ASSIGNED TASK:
When you repeat the records, keep every word exact and drop each picture.

PROVIDED ENTRIES:
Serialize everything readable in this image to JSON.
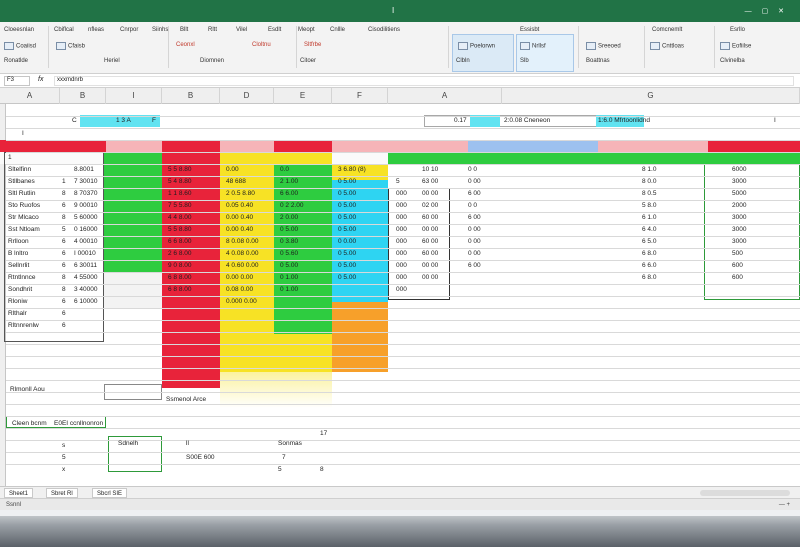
{
  "window": {
    "title": "I",
    "controls": "— ▢ ✕"
  },
  "ribbon": {
    "buttons": [
      "Cloeesnlan",
      "Cbiflcal",
      "nfleas",
      "Cnrpor",
      "Siinhs",
      "Bllt",
      "Rltt",
      "Vilel",
      "Esdlt",
      "Meopt",
      "Cnllle",
      "Cisodilitiens",
      "Comcnemlt",
      "Esrllo"
    ],
    "row2": [
      "Coaiisd",
      "Cfaisb",
      "Ceonxl",
      "Cloltnu",
      "Sltfrbe",
      "Poelorwn",
      "Nrllsf",
      "Sreeoed",
      "Cnttloas",
      "Eofiilse"
    ],
    "row3": [
      "Ronatlde",
      "Heriel",
      "Diomnen",
      "Citoer",
      "Clbln",
      "Slb",
      "Boattnas",
      "Clvinelba"
    ],
    "highlighted_group": "Essisbt"
  },
  "formula_bar": {
    "name_box": "F3",
    "fx": "fx",
    "value": "xxxmdnrb"
  },
  "columns": [
    "A",
    "B",
    "I",
    "B",
    "D",
    "E",
    "F",
    "A",
    "G"
  ],
  "cells": {
    "top_c": "C",
    "top_13": "1 3 A",
    "top_f": "F",
    "top_mid1": "0.17",
    "top_mid2": "2:0.08 Cneneon",
    "top_right": "1:6.0 Mfrtoonlidnd",
    "top_i": "I",
    "col_a_rows": [
      "1",
      "Sltelfinn",
      "Stllbanes",
      "Sltl Rutlin",
      "Sto Ruofos",
      "Str Mlcaco",
      "Sst Ntloam",
      "Rrlloon",
      "B lnltro",
      "Sellnrlit",
      "Rtntlnnce",
      "Sondhrit",
      "Rloniw",
      "Rlthalr",
      "Rltnnrenlw"
    ],
    "idx_rows": [
      "1",
      "8",
      "6",
      "8",
      "5",
      "6",
      "6",
      "6",
      "8",
      "8",
      "6",
      "6",
      "6"
    ],
    "green_rows": [
      "8.8001",
      "7 30010",
      "8 70370",
      "9 00010",
      "5 60000",
      "0 16000",
      "4 00010",
      "I 00010",
      "6 30011",
      "4 55000",
      "3 40000",
      "6 10000"
    ],
    "red_rows": [
      "5 5 8.80",
      "5 4 8.80",
      "1 1 8.60",
      "7 5 5.80",
      "4 4 8.00",
      "5 5 8.80",
      "6 6 8.00",
      "2 6 8.00",
      "9 0 8.00",
      "6 8 8.00",
      "6 8 8.00"
    ],
    "yellow_rows": [
      "0.00",
      "48 688",
      "2 0.5 8.80",
      "0.05 0.40",
      "0.00 0.40",
      "0.00 0.40",
      "8 0.08 0.00",
      "4 0.08 0.00",
      "4 0.60 0.00",
      "0.00 0.00",
      "0.08 0.00",
      "0.000 0.00"
    ],
    "e_rows": [
      "0.0",
      "2 1.00",
      "6 6.00",
      "0 2 2.00",
      "2 0.00",
      "0 5.00",
      "0 3.80",
      "0 5.60",
      "0 5.00",
      "0 1.00",
      "0 1.00"
    ],
    "f_rows": [
      "3 6.80 (8)",
      "0 5.00",
      "0 5.00",
      "0 5.00",
      "0 5.00",
      "0 5.00",
      "0 0.00",
      "0 5.00",
      "0 5.00",
      "0 5.00"
    ],
    "g_rows": [
      "5",
      "000",
      "000",
      "000",
      "000",
      "000",
      "000",
      "000",
      "000",
      "000"
    ],
    "h_rows": [
      "10 10",
      "63 00",
      "00 00",
      "02 00",
      "60 00",
      "00 00",
      "60 00",
      "60 00",
      "00 00",
      "00 00"
    ],
    "i_rows": [
      "0 0",
      "0 00",
      "6 00",
      "0 0",
      "6 00",
      "0 00",
      "0 00",
      "0 00",
      "6 00"
    ],
    "right_rows": [
      "8 1.0",
      "8 0.0",
      "8 0.5",
      "5 8.0",
      "6 1.0",
      "6 4.0",
      "6 5.0",
      "6 8.0",
      "6 6.0",
      "6 8.0"
    ],
    "far_right_rows": [
      "6000",
      "3000",
      "5000",
      "2000",
      "3000",
      "3000",
      "3000",
      "500",
      "600",
      "600"
    ],
    "bottom_left": "Cleen bcnm",
    "bottom_label": "E0EI ccnllnonron",
    "bottom_vals": [
      "s",
      "Sdnelh",
      "ll",
      "5",
      "Sonmas",
      "17",
      "x",
      "7",
      "S00E 600",
      "5",
      "8"
    ],
    "formula_note": "Ssmenol Arce",
    "sum_label": "Rlmonll Aou"
  },
  "tabs": [
    "Sheet1",
    "Sbret Rl",
    "Sbcrl SIE"
  ],
  "status": {
    "left": "Ssnnl",
    "right": "—  +"
  },
  "colors": {
    "excel_green": "#217346",
    "green": "#2ecc40",
    "red": "#e8233a",
    "yellow": "#f7e225",
    "orange": "#f7a02a",
    "cyan": "#2ed4f2",
    "pink": "#f6b4b8",
    "blue": "#9dc1ef"
  }
}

TASK RESULT:
Serialize everything readable in this image to JSON.
{
  "window": {
    "title": "I",
    "controls": "— ▢ ✕"
  },
  "ribbon": {
    "buttons": [
      "Cloeesnlan",
      "Cbiflcal",
      "nfleas",
      "Cnrpor",
      "Siinhs",
      "Bllt",
      "Rltt",
      "Vilel",
      "Esdlt",
      "Meopt",
      "Cnllle",
      "Cisodilitiens",
      "Comcnemlt",
      "Esrllo"
    ],
    "row2": [
      "Coaiisd",
      "Cfaisb",
      "Ceonxl",
      "Cloltnu",
      "Sltfrbe",
      "Poelorwn",
      "Nrllsf",
      "Sreeoed",
      "Cnttloas",
      "Eofiilse"
    ],
    "row3": [
      "Ronatlde",
      "Heriel",
      "Diomnen",
      "Citoer",
      "Clbln",
      "Slb",
      "Boattnas",
      "Clvinelba"
    ],
    "highlighted_group": "Essisbt"
  },
  "formula_bar": {
    "name_box": "F3",
    "fx": "fx",
    "value": "xxxmdnrb"
  },
  "columns": [
    "A",
    "B",
    "I",
    "B",
    "D",
    "E",
    "F",
    "A",
    "G"
  ],
  "cells": {
    "top_c": "C",
    "top_13": "1 3 A",
    "top_f": "F",
    "top_mid1": "0.17",
    "top_mid2": "2:0.08 Cneneon",
    "top_right": "1:6.0 Mfrtoonlidnd",
    "top_i": "I",
    "col_a_rows": [
      "1",
      "Sltelfinn",
      "Stllbanes",
      "Sltl Rutlin",
      "Sto Ruofos",
      "Str Mlcaco",
      "Sst Ntloam",
      "Rrlloon",
      "B lnltro",
      "Sellnrlit",
      "Rtntlnnce",
      "Sondhrit",
      "Rloniw",
      "Rlthalr",
      "Rltnnrenlw"
    ],
    "idx_rows": [
      "1",
      "8",
      "6",
      "8",
      "5",
      "6",
      "6",
      "6",
      "8",
      "8",
      "6",
      "6",
      "6"
    ],
    "green_rows": [
      "8.8001",
      "7 30010",
      "8 70370",
      "9 00010",
      "5 60000",
      "0 16000",
      "4 00010",
      "I 00010",
      "6 30011",
      "4 55000",
      "3 40000",
      "6 10000"
    ],
    "red_rows": [
      "5 5 8.80",
      "5 4 8.80",
      "1 1 8.60",
      "7 5 5.80",
      "4 4 8.00",
      "5 5 8.80",
      "6 6 8.00",
      "2 6 8.00",
      "9 0 8.00",
      "6 8 8.00",
      "6 8 8.00"
    ],
    "yellow_rows": [
      "0.00",
      "48 688",
      "2 0.5 8.80",
      "0.05 0.40",
      "0.00 0.40",
      "0.00 0.40",
      "8 0.08 0.00",
      "4 0.08 0.00",
      "4 0.60 0.00",
      "0.00 0.00",
      "0.08 0.00",
      "0.000 0.00"
    ],
    "e_rows": [
      "0.0",
      "2 1.00",
      "6 6.00",
      "0 2 2.00",
      "2 0.00",
      "0 5.00",
      "0 3.80",
      "0 5.60",
      "0 5.00",
      "0 1.00",
      "0 1.00"
    ],
    "f_rows": [
      "3 6.80 (8)",
      "0 5.00",
      "0 5.00",
      "0 5.00",
      "0 5.00",
      "0 5.00",
      "0 0.00",
      "0 5.00",
      "0 5.00",
      "0 5.00"
    ],
    "g_rows": [
      "5",
      "000",
      "000",
      "000",
      "000",
      "000",
      "000",
      "000",
      "000",
      "000"
    ],
    "h_rows": [
      "10 10",
      "63 00",
      "00 00",
      "02 00",
      "60 00",
      "00 00",
      "60 00",
      "60 00",
      "00 00",
      "00 00"
    ],
    "i_rows": [
      "0 0",
      "0 00",
      "6 00",
      "0 0",
      "6 00",
      "0 00",
      "0 00",
      "0 00",
      "6 00"
    ],
    "right_rows": [
      "8 1.0",
      "8 0.0",
      "8 0.5",
      "5 8.0",
      "6 1.0",
      "6 4.0",
      "6 5.0",
      "6 8.0",
      "6 6.0",
      "6 8.0"
    ],
    "far_right_rows": [
      "6000",
      "3000",
      "5000",
      "2000",
      "3000",
      "3000",
      "3000",
      "500",
      "600",
      "600"
    ],
    "bottom_left": "Cleen bcnm",
    "bottom_label": "E0EI ccnllnonron",
    "bottom_vals": [
      "s",
      "Sdnelh",
      "ll",
      "5",
      "Sonmas",
      "17",
      "x",
      "7",
      "S00E 600",
      "5",
      "8"
    ],
    "formula_note": "Ssmenol Arce",
    "sum_label": "Rlmonll Aou"
  },
  "tabs": [
    "Sheet1",
    "Sbret Rl",
    "Sbcrl SIE"
  ],
  "status": {
    "left": "Ssnnl",
    "right": "—  +"
  },
  "colors": {
    "excel_green": "#217346",
    "green": "#2ecc40",
    "red": "#e8233a",
    "yellow": "#f7e225",
    "orange": "#f7a02a",
    "cyan": "#2ed4f2",
    "pink": "#f6b4b8",
    "blue": "#9dc1ef"
  }
}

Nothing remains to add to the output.